Will Pakistan Close NATO’s Supply Routes into Afghanistan? Mattis Plays Down Possibility
U.S. Defense Secretary Jim Mattis played down the prospect that Pakistan might close NATO’s supply routes into Afghanistan after the Trump administration said it would suspend military aid to Islamabad.
Alliance forces rely on Pakistani roads to haul supplies to landlocked Afghanistan. Pakistan closed them once before, after a 2011 U.S. airstrike killed two dozen of its soldiers.
“No, I’m not concerned,” Mattis told reporters on Friday at the Pentagon when asked about the prospect of Pakistan shutting down what the military calls Ground Lines of Communication, or GLOCs.
The Trump administration on Thursday announced its intention to suspend an estimated $1 billion in military aid to Pakistan due to years of “lies & deceit.” Pakistan’s Foreign Minister Khawaja Asif retorted that the U.S. was “a friend who always betrays.”
Mattis said Friday he has not seen any indication from Islamabad that it would shut military supply routes. Military leaders from the U.S. and Pakistan are still talking to one another, he said, citing a Thursday conversation between Gen. Joseph Votel, the head of U.S. Central Command, and Gen. Qamar Javed Bajwa, chief of the Pakistan Army staff.
“Obviously, we’ll continue talking with one another as we are at all times,” Mattis said. “We’ll continue to coordinate this...this is going to take time.”
If the overland routes are closed, the U.S. would need to haul supplies in by cargo plane, a much more costly method. In 2008, NATO established a mix of ground and sea routes called the Northern Distribution Network, which ran through Russia and other countries.

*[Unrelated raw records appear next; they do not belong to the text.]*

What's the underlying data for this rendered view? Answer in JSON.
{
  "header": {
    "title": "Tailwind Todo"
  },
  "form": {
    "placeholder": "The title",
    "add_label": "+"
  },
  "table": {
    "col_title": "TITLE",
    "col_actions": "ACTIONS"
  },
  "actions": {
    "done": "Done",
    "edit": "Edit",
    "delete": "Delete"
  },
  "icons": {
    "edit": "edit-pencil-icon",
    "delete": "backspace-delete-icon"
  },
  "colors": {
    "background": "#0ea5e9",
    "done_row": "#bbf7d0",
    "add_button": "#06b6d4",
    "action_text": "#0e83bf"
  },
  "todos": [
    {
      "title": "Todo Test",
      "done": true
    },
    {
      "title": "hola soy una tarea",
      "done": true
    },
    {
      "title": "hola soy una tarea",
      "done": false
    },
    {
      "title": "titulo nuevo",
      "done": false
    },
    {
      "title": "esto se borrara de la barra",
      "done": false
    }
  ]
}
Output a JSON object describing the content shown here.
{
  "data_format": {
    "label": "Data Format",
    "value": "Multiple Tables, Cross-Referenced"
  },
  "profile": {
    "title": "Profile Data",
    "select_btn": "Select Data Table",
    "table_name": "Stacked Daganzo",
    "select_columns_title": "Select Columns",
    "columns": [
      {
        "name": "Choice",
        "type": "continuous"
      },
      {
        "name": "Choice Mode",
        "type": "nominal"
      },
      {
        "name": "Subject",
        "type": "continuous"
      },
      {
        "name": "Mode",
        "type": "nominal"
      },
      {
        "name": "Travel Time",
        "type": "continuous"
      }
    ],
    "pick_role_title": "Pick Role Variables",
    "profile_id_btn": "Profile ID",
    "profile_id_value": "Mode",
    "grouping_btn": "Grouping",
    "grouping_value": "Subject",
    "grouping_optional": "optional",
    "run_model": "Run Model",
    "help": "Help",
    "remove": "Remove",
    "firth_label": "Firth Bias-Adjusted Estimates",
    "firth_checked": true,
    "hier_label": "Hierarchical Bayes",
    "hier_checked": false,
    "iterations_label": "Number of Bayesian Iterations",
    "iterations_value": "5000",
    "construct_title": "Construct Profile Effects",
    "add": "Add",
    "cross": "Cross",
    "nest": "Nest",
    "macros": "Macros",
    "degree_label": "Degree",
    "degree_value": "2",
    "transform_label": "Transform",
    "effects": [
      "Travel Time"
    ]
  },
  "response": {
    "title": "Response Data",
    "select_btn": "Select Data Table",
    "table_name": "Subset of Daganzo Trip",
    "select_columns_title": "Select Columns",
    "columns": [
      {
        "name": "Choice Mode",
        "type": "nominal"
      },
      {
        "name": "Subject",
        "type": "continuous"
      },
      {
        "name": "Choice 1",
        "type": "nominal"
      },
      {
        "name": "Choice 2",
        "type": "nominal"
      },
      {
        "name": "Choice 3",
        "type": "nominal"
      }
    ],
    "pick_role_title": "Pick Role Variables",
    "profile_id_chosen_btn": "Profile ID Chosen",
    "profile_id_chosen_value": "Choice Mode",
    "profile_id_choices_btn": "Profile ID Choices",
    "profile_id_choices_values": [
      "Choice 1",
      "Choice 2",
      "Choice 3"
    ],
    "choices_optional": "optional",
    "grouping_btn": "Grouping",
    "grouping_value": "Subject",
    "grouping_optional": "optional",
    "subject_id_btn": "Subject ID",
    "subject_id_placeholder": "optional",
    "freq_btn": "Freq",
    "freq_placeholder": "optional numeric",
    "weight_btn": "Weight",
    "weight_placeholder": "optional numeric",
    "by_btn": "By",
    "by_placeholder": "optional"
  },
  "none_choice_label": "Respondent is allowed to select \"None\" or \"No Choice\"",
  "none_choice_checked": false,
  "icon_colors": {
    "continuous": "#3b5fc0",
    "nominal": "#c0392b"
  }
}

U.S. officials have previously said that the United States pays Pakistan between $1,500 to $1,800 for each truck that travels between the port in Karachi and Afghanistan. In 2012, when there were far more NATO forces in Afghanistan, that totaled about $1 million per day.